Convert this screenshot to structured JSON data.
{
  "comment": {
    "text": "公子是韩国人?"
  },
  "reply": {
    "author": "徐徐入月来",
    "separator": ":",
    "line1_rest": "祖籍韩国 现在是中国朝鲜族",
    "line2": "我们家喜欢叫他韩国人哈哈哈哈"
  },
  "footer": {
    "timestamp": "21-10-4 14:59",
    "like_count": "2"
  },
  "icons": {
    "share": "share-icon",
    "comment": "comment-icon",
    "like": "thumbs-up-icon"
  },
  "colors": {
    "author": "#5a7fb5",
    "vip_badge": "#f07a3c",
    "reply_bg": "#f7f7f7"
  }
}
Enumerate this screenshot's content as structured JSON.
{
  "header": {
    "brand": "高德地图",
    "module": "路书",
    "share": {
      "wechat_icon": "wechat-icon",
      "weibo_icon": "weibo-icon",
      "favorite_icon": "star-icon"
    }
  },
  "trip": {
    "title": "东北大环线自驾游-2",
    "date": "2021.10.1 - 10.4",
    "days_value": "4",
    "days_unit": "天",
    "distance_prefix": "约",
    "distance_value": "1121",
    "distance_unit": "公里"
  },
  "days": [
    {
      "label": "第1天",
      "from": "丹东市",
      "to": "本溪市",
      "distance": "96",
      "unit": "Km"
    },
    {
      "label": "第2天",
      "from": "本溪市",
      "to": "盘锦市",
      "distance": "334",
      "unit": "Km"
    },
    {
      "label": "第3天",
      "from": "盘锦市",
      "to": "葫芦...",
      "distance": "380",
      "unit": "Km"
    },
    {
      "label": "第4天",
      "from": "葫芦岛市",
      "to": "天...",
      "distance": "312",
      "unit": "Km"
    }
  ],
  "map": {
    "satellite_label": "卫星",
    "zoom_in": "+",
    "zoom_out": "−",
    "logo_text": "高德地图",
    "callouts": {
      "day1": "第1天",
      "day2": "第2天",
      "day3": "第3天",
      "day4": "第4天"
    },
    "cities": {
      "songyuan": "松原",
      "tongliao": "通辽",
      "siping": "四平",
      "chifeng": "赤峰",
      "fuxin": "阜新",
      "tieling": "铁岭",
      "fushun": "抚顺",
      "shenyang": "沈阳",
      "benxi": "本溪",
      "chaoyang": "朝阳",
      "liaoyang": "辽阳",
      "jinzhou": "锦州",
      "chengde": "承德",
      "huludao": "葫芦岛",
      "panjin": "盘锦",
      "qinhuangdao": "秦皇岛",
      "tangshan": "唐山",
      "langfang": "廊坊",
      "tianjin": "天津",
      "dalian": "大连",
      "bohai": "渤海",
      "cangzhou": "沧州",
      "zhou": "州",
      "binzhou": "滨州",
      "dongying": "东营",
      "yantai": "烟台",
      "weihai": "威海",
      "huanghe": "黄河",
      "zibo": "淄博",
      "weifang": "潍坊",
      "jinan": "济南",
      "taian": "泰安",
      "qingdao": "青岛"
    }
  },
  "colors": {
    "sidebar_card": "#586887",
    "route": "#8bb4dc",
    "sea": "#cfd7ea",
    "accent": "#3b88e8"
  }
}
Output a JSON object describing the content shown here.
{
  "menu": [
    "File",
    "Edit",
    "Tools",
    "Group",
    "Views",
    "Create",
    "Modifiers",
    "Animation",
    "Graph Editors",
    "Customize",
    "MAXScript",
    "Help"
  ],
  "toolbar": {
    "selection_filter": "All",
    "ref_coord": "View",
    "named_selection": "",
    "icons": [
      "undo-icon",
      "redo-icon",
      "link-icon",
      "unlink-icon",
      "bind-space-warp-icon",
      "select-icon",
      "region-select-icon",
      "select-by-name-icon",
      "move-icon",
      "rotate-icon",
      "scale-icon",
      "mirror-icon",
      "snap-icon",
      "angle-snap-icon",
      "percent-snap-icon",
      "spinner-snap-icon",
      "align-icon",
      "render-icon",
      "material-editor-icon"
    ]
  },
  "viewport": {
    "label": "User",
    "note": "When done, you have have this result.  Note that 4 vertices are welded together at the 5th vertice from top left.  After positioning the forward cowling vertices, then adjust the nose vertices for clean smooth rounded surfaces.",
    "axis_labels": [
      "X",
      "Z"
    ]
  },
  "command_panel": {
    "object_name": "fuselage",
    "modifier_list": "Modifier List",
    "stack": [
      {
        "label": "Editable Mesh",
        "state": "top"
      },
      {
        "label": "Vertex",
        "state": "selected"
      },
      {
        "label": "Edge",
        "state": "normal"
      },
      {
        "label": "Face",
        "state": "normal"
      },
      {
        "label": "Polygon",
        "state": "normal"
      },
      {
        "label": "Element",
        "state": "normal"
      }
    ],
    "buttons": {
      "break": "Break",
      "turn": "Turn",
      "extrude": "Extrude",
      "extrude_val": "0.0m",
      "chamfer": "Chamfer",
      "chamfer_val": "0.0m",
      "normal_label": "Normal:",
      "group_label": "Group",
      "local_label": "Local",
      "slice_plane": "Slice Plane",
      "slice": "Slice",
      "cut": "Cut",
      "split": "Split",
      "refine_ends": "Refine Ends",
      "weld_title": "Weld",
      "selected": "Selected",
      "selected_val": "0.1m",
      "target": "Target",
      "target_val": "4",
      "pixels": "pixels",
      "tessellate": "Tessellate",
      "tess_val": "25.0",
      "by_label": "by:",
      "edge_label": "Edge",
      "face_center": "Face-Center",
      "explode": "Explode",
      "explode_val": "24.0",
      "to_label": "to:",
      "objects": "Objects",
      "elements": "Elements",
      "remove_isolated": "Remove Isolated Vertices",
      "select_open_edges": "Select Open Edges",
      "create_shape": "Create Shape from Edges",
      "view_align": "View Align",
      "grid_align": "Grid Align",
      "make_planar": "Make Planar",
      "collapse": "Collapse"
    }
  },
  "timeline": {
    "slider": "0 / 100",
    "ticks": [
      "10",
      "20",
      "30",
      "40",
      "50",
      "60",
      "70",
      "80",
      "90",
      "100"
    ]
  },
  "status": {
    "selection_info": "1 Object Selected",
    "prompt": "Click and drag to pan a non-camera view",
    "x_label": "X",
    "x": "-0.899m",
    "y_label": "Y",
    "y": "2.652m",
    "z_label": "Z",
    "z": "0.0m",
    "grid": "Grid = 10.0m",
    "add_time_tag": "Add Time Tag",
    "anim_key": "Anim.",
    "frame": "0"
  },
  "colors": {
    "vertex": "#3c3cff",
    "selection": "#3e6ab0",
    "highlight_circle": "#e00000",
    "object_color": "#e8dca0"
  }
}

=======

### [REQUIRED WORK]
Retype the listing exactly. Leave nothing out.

### [ANSWER]
Convert this screenshot to structured JSON data.
{
  "comment": {
    "text": "公子是韩国人?"
  },
  "reply": {
    "author": "徐徐入月来",
    "separator": ":",
    "line1_rest": "祖籍韩国 现在是中国朝鲜族",
    "line2": "我们家喜欢叫他韩国人哈哈哈哈"
  },
  "footer": {
    "timestamp": "21-10-4 14:59",
    "like_count": "2"
  },
  "icons": {
    "share": "share-icon",
    "comment": "comment-icon",
    "like": "thumbs-up-icon"
  },
  "colors": {
    "author": "#5a7fb5",
    "vip_badge": "#f07a3c",
    "reply_bg": "#f7f7f7"
  }
}
Enumerate this screenshot's content as structured JSON.
{
  "header": {
    "brand": "高德地图",
    "module": "路书",
    "share": {
      "wechat_icon": "wechat-icon",
      "weibo_icon": "weibo-icon",
      "favorite_icon": "star-icon"
    }
  },
  "trip": {
    "title": "东北大环线自驾游-2",
    "date": "2021.10.1 - 10.4",
    "days_value": "4",
    "days_unit": "天",
    "distance_prefix": "约",
    "distance_value": "1121",
    "distance_unit": "公里"
  },
  "days": [
    {
      "label": "第1天",
      "from": "丹东市",
      "to": "本溪市",
      "distance": "96",
      "unit": "Km"
    },
    {
      "label": "第2天",
      "from": "本溪市",
      "to": "盘锦市",
      "distance": "334",
      "unit": "Km"
    },
    {
      "label": "第3天",
      "from": "盘锦市",
      "to": "葫芦...",
      "distance": "380",
      "unit": "Km"
    },
    {
      "label": "第4天",
      "from": "葫芦岛市",
      "to": "天...",
      "distance": "312",
      "unit": "Km"
    }
  ],
  "map": {
    "satellite_label": "卫星",
    "zoom_in": "+",
    "zoom_out": "−",
    "logo_text": "高德地图",
    "callouts": {
      "day1": "第1天",
      "day2": "第2天",
      "day3": "第3天",
      "day4": "第4天"
    },
    "cities": {
      "songyuan": "松原",
      "tongliao": "通辽",
      "siping": "四平",
      "chifeng": "赤峰",
      "fuxin": "阜新",
      "tieling": "铁岭",
      "fushun": "抚顺",
      "shenyang": "沈阳",
      "benxi": "本溪",
      "chaoyang": "朝阳",
      "liaoyang": "辽阳",
      "jinzhou": "锦州",
      "chengde": "承德",
      "huludao": "葫芦岛",
      "panjin": "盘锦",
      "qinhuangdao": "秦皇岛",
      "tangshan": "唐山",
      "langfang": "廊坊",
      "tianjin": "天津",
      "dalian": "大连",
      "bohai": "渤海",
      "cangzhou": "沧州",
      "zhou": "州",
      "binzhou": "滨州",
      "dongying": "东营",
      "yantai": "烟台",
      "weihai": "威海",
      "huanghe": "黄河",
      "zibo": "淄博",
      "weifang": "潍坊",
      "jinan": "济南",
      "taian": "泰安",
      "qingdao": "青岛"
    }
  },
  "colors": {
    "sidebar_card": "#586887",
    "route": "#8bb4dc",
    "sea": "#cfd7ea",
    "accent": "#3b88e8"
  }
}
Output a JSON object describing the content shown here.
{
  "menu": [
    "File",
    "Edit",
    "Tools",
    "Group",
    "Views",
    "Create",
    "Modifiers",
    "Animation",
    "Graph Editors",
    "Customize",
    "MAXScript",
    "Help"
  ],
  "toolbar": {
    "selection_filter": "All",
    "ref_coord": "View",
    "named_selection": "",
    "icons": [
      "undo-icon",
      "redo-icon",
      "link-icon",
      "unlink-icon",
      "bind-space-warp-icon",
      "select-icon",
      "region-select-icon",
      "select-by-name-icon",
      "move-icon",
      "rotate-icon",
      "scale-icon",
      "mirror-icon",
      "snap-icon",
      "angle-snap-icon",
      "percent-snap-icon",
      "spinner-snap-icon",
      "align-icon",
      "render-icon",
      "material-editor-icon"
    ]
  },
  "viewport": {
    "label": "User",
    "note": "When done, you have have this result.  Note that 4 vertices are welded together at the 5th vertice from top left.  After positioning the forward cowling vertices, then adjust the nose vertices for clean smooth rounded surfaces.",
    "axis_labels": [
      "X",
      "Z"
    ]
  },
  "command_panel": {
    "object_name": "fuselage",
    "modifier_list": "Modifier List",
    "stack": [
      {
        "label": "Editable Mesh",
        "state": "top"
      },
      {
        "label": "Vertex",
        "state": "selected"
      },
      {
        "label": "Edge",
        "state": "normal"
      },
      {
        "label": "Face",
        "state": "normal"
      },
      {
        "label": "Polygon",
        "state": "normal"
      },
      {
        "label": "Element",
        "state": "normal"
      }
    ],
    "buttons": {
      "break": "Break",
      "turn": "Turn",
      "extrude": "Extrude",
      "extrude_val": "0.0m",
      "chamfer": "Chamfer",
      "chamfer_val": "0.0m",
      "normal_label": "Normal:",
      "group_label": "Group",
      "local_label": "Local",
      "slice_plane": "Slice Plane",
      "slice": "Slice",
      "cut": "Cut",
      "split": "Split",
      "refine_ends": "Refine Ends",
      "weld_title": "Weld",
      "selected": "Selected",
      "selected_val": "0.1m",
      "target": "Target",
      "target_val": "4",
      "pixels": "pixels",
      "tessellate": "Tessellate",
      "tess_val": "25.0",
      "by_label": "by:",
      "edge_label": "Edge",
      "face_center": "Face-Center",
      "explode": "Explode",
      "explode_val": "24.0",
      "to_label": "to:",
      "objects": "Objects",
      "elements": "Elements",
      "remove_isolated": "Remove Isolated Vertices",
      "select_open_edges": "Select Open Edges",
      "create_shape": "Create Shape from Edges",
      "view_align": "View Align",
      "grid_align": "Grid Align",
      "make_planar": "Make Planar",
      "collapse": "Collapse"
    }
  },
  "timeline": {
    "slider": "0 / 100",
    "ticks": [
      "10",
      "20",
      "30",
      "40",
      "50",
      "60",
      "70",
      "80",
      "90",
      "100"
    ]
  },
  "status": {
    "selection_info": "1 Object Selected",
    "prompt": "Click and drag to pan a non-camera view",
    "x_label": "X",
    "x": "-0.899m",
    "y_label": "Y",
    "y": "2.652m",
    "z_label": "Z",
    "z": "0.0m",
    "grid": "Grid = 10.0m",
    "add_time_tag": "Add Time Tag",
    "anim_key": "Anim.",
    "frame": "0"
  },
  "colors": {
    "vertex": "#3c3cff",
    "selection": "#3e6ab0",
    "highlight_circle": "#e00000",
    "object_color": "#e8dca0"
  }
}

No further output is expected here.